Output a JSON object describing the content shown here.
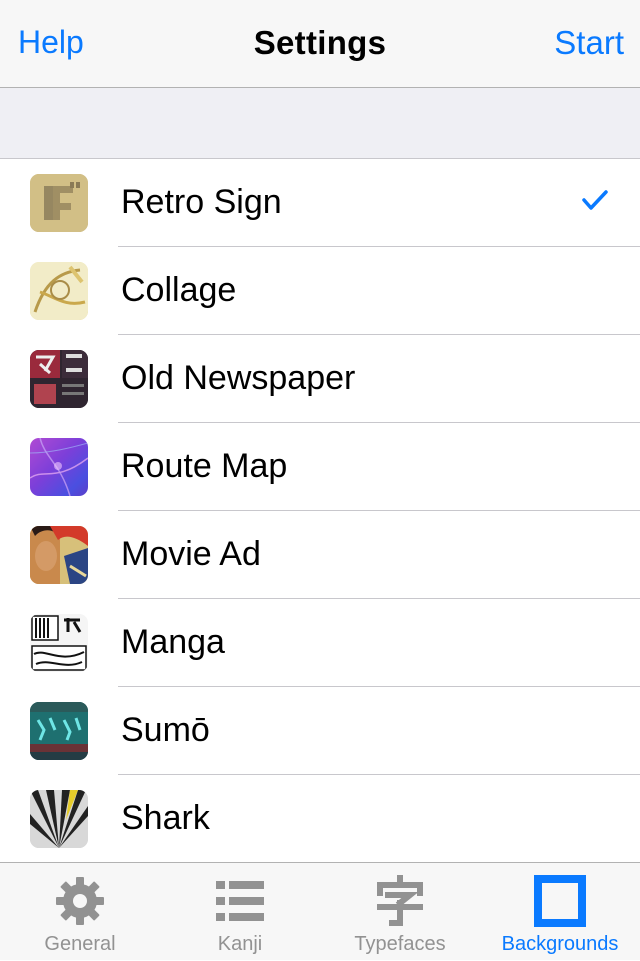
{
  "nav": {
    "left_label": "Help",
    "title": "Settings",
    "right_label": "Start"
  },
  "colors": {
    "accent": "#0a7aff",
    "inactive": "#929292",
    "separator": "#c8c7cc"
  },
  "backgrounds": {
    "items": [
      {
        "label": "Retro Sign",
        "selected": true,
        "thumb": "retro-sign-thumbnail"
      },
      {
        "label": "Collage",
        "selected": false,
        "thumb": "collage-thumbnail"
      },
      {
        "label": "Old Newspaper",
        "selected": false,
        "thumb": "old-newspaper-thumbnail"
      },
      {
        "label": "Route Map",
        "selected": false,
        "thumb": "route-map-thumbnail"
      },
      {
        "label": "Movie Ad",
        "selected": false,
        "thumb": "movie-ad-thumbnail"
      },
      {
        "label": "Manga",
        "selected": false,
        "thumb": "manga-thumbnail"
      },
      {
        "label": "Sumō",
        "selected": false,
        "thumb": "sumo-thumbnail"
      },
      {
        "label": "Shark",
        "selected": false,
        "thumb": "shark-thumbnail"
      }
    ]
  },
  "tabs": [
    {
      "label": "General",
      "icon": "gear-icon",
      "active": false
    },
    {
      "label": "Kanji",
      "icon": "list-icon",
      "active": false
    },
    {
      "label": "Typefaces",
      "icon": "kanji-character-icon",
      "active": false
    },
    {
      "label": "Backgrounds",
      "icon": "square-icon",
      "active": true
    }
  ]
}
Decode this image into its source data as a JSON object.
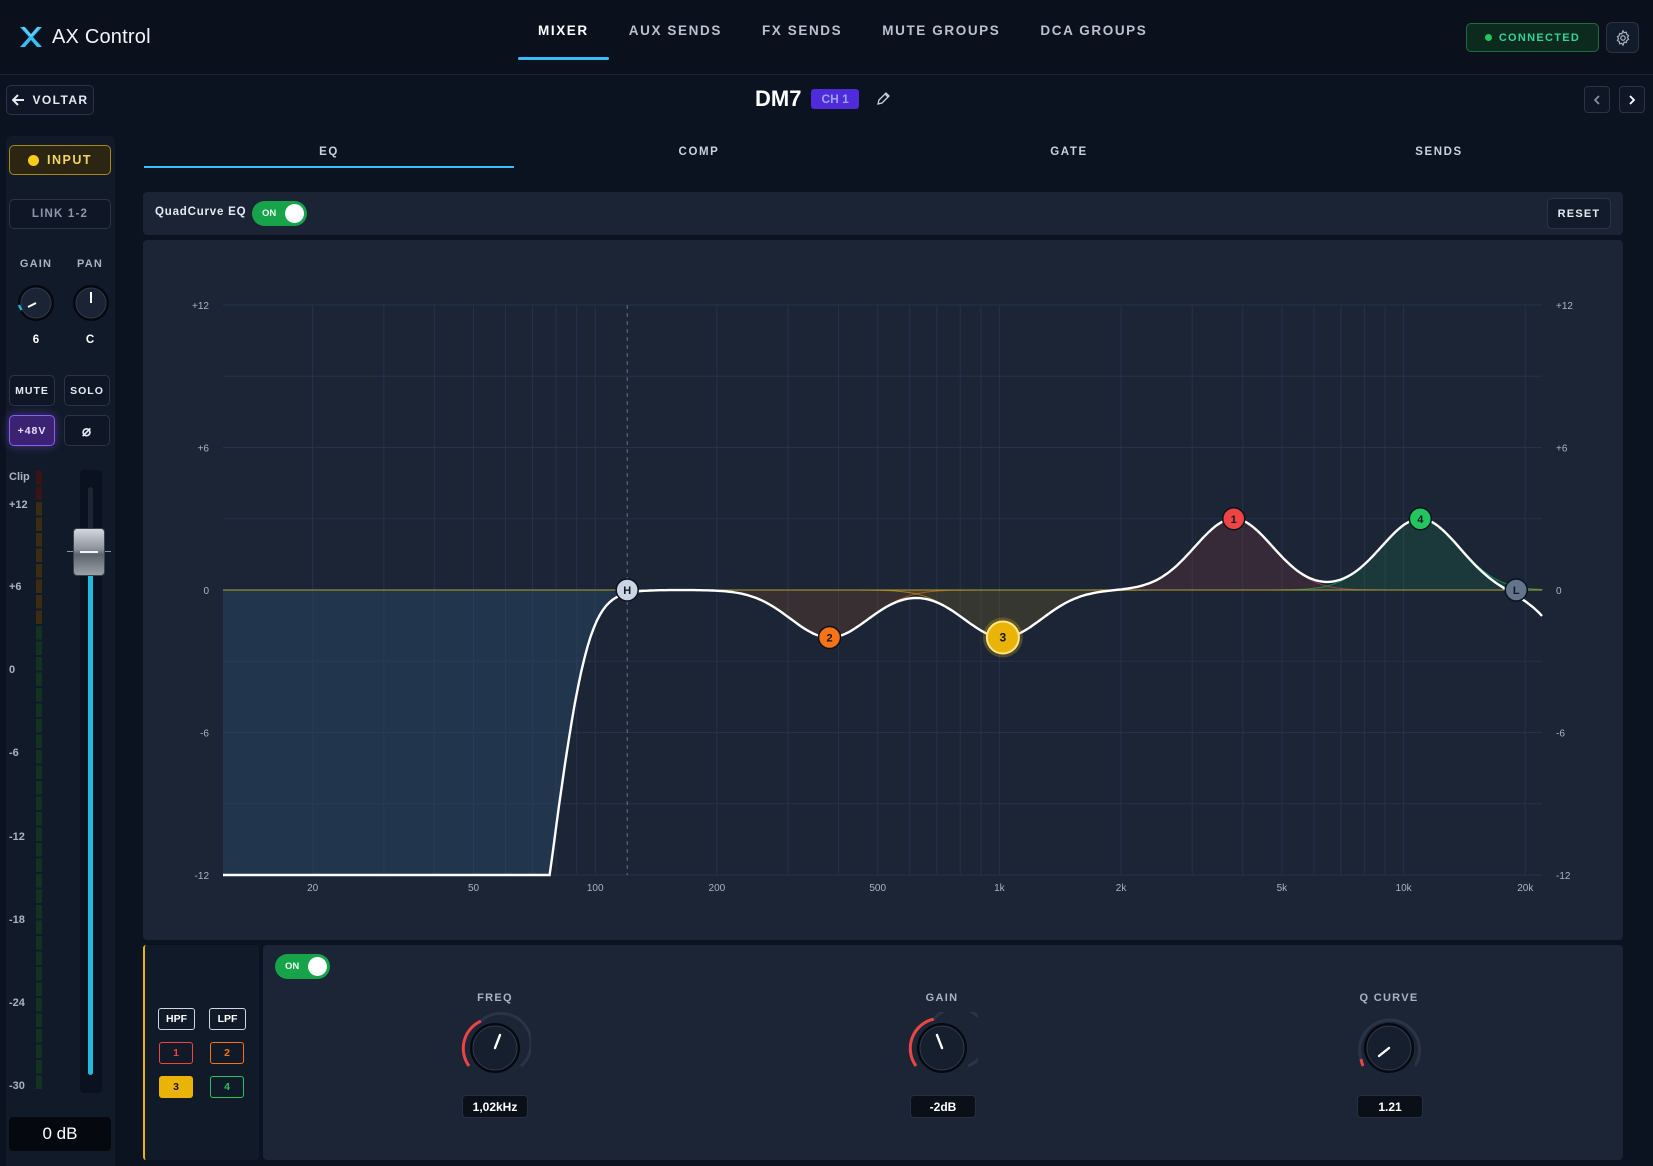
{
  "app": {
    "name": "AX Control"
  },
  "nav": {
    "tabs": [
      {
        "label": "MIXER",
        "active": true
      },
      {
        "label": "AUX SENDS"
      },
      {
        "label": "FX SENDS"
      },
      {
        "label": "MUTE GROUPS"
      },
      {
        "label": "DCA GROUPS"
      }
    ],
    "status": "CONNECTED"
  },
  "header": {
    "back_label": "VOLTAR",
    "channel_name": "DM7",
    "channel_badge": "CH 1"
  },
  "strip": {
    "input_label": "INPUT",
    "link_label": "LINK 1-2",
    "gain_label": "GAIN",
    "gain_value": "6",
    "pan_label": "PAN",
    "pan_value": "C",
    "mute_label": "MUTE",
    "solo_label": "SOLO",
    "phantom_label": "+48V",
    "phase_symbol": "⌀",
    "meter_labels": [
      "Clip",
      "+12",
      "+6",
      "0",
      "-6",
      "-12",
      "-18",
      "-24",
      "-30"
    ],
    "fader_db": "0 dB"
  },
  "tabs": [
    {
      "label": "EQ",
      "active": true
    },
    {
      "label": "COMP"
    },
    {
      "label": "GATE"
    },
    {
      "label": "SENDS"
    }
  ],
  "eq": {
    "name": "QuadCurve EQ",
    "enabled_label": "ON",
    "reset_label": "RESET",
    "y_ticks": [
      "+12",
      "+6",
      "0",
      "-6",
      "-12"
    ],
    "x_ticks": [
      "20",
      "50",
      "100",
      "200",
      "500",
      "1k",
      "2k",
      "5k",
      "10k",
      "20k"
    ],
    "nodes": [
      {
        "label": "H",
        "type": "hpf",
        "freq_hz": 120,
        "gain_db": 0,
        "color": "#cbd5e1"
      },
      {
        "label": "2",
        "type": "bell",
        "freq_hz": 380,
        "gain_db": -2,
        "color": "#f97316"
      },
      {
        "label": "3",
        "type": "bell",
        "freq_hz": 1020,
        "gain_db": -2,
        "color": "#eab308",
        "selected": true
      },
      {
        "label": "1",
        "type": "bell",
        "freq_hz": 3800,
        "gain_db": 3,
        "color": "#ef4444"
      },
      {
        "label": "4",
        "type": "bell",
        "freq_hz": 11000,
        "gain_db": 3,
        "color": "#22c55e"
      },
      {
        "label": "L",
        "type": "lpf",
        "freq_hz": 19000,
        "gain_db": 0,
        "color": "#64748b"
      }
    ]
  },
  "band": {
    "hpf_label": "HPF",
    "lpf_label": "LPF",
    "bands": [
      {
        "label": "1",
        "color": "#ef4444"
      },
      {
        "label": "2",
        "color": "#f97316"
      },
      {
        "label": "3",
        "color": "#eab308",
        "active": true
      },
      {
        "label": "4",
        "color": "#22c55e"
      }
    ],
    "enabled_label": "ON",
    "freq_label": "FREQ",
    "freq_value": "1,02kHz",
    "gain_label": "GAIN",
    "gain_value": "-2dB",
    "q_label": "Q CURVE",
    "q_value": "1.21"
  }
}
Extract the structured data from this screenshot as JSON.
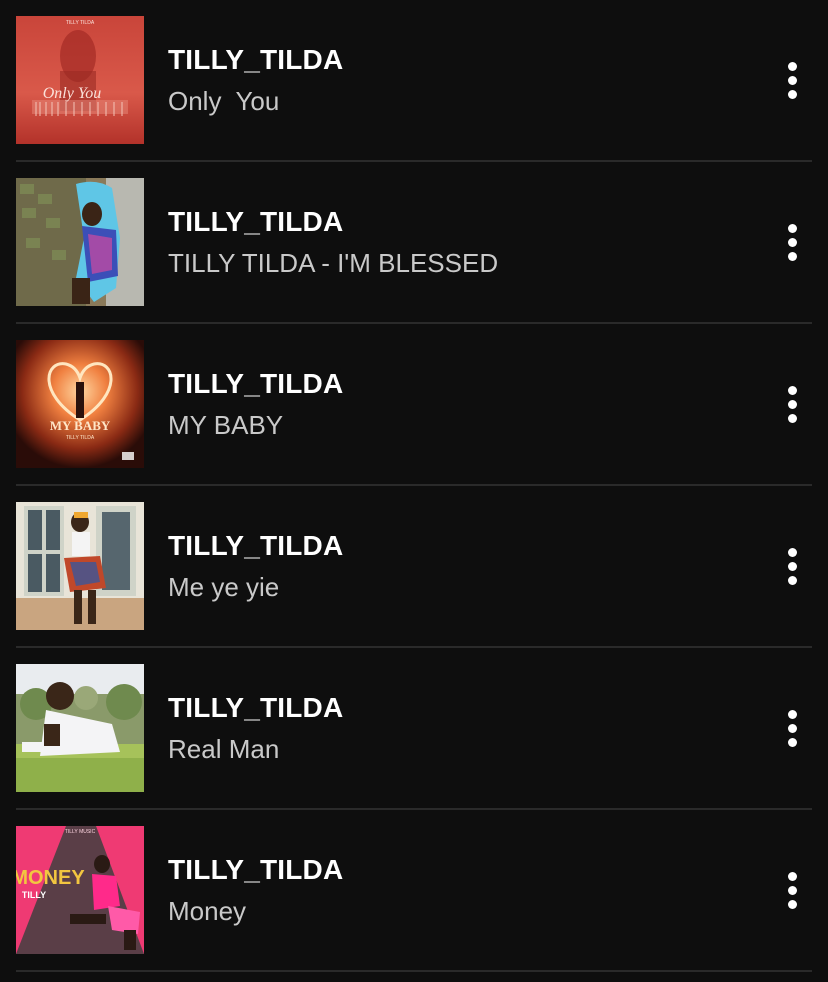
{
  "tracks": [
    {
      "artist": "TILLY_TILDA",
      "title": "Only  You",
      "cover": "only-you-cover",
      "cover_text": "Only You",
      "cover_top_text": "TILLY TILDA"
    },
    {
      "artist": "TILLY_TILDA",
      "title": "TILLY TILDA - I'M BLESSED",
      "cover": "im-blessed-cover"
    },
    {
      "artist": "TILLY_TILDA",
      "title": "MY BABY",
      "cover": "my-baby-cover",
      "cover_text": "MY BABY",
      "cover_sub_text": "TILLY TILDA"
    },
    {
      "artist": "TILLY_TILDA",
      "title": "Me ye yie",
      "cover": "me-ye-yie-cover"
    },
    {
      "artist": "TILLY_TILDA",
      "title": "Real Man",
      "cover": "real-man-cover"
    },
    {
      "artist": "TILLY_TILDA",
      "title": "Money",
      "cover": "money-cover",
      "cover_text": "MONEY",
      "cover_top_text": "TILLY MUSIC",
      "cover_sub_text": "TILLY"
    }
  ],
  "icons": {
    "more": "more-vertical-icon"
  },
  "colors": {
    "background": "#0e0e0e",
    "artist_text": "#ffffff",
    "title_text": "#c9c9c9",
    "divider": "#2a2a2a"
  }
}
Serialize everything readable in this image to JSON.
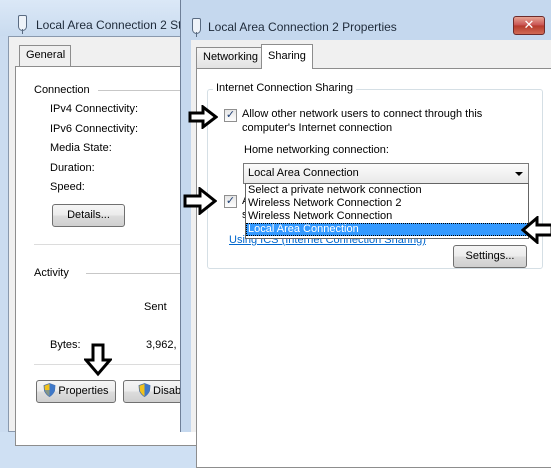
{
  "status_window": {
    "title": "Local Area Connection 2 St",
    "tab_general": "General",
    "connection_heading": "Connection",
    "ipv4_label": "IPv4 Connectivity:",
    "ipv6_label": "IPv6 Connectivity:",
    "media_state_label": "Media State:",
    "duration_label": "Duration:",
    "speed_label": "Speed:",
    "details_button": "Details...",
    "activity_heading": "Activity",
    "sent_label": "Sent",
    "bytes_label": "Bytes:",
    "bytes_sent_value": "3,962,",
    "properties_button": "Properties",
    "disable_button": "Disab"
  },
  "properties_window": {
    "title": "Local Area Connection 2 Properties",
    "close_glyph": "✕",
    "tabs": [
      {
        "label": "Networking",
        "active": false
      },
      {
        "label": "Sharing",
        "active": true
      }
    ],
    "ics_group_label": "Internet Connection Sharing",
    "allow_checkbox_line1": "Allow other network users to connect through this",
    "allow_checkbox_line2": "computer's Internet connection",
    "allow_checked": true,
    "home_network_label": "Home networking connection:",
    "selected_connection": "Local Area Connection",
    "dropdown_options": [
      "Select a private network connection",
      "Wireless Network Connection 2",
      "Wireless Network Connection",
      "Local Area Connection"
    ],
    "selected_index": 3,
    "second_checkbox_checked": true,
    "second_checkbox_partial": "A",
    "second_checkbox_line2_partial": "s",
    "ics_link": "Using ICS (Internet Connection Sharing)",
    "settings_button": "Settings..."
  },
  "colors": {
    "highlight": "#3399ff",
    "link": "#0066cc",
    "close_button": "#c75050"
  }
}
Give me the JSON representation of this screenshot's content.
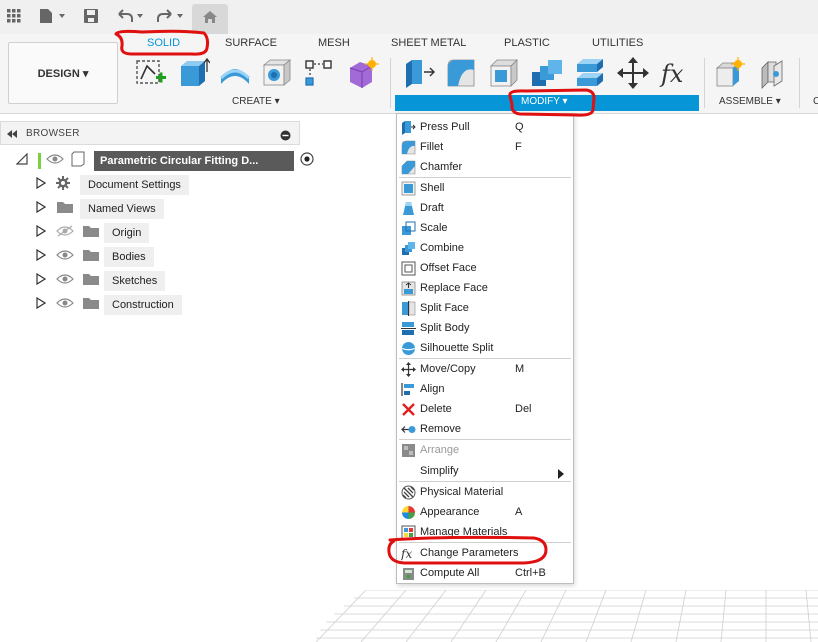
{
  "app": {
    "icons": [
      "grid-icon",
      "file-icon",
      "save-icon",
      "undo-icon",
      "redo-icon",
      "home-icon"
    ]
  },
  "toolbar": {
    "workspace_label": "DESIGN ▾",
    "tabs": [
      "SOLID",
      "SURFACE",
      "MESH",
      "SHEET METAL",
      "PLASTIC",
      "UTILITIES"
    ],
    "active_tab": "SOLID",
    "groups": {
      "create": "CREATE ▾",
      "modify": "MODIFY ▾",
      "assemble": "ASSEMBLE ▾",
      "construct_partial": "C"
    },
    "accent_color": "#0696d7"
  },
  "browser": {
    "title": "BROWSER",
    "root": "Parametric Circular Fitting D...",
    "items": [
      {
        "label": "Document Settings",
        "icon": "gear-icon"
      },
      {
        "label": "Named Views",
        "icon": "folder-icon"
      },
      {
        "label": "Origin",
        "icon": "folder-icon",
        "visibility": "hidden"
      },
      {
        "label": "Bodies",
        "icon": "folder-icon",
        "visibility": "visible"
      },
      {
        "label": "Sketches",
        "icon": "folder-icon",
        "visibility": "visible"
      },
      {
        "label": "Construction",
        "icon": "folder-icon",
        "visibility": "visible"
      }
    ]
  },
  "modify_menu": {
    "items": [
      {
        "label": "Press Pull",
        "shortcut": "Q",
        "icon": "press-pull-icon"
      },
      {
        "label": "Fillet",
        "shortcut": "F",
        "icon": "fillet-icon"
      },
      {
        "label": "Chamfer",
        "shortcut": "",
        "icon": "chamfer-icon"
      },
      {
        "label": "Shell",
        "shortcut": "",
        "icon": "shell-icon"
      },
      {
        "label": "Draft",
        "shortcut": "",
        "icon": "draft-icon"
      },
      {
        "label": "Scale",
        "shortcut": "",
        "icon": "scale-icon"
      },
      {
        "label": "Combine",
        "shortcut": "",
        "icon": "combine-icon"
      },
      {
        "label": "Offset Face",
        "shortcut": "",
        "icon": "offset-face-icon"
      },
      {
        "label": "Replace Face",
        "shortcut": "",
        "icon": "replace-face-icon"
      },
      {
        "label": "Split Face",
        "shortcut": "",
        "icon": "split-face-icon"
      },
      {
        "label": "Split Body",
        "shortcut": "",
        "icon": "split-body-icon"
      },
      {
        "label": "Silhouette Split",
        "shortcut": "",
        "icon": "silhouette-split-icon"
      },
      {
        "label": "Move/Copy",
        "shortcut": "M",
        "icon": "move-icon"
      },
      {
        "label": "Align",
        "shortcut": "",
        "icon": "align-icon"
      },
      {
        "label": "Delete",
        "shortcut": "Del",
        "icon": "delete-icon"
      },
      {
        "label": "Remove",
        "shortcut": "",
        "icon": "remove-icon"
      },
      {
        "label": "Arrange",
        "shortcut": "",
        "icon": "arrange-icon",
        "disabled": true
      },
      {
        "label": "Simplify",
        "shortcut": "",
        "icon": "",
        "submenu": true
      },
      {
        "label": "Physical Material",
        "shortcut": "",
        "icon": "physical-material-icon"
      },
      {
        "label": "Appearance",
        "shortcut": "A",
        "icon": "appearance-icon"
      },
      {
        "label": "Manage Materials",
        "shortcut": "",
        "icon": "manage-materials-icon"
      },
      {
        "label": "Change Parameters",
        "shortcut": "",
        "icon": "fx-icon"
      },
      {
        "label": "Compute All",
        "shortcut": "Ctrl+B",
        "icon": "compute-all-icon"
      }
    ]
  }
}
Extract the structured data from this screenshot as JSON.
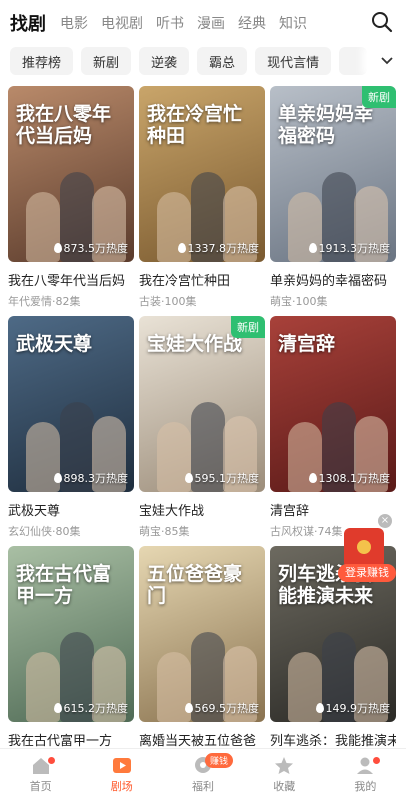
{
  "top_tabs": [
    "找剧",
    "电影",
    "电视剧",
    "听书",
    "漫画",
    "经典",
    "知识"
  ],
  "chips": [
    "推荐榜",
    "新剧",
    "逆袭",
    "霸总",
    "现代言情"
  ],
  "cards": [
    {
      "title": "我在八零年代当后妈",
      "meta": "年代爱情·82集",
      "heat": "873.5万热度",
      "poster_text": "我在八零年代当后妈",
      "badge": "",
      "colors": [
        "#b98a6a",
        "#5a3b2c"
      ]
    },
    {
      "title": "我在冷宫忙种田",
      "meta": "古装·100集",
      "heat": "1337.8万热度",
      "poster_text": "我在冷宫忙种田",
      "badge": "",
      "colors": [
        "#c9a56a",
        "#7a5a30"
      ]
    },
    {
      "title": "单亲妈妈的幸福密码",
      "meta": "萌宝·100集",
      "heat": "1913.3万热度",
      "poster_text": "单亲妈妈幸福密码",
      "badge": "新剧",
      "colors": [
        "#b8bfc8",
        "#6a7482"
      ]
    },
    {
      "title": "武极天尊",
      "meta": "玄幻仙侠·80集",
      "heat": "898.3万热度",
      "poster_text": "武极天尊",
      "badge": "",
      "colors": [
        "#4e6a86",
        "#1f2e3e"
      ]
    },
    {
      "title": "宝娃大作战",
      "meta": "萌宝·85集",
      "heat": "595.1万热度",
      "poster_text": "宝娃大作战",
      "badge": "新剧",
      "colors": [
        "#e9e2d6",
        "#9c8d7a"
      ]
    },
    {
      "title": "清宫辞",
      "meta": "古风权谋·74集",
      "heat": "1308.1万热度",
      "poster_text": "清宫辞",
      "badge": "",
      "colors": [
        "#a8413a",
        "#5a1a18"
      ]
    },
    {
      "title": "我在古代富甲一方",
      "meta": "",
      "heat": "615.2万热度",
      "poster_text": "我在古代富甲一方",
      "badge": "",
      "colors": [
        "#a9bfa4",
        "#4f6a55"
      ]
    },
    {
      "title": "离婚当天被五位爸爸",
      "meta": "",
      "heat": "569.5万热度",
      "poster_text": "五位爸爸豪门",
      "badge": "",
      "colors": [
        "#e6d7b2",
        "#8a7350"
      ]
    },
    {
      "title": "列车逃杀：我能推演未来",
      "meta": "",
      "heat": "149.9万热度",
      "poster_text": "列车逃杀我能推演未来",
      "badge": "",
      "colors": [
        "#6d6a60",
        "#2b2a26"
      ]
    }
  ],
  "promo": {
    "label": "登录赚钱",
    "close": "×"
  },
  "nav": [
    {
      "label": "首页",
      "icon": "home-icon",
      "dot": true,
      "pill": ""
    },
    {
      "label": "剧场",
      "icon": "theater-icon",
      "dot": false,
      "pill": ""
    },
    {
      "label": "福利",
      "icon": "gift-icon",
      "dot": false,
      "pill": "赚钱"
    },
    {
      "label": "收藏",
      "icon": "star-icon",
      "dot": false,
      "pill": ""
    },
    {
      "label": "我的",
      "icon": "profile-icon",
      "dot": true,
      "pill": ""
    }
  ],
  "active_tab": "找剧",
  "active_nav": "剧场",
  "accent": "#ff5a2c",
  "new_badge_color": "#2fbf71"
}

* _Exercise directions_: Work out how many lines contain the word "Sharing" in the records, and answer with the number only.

* _Answer space_: 3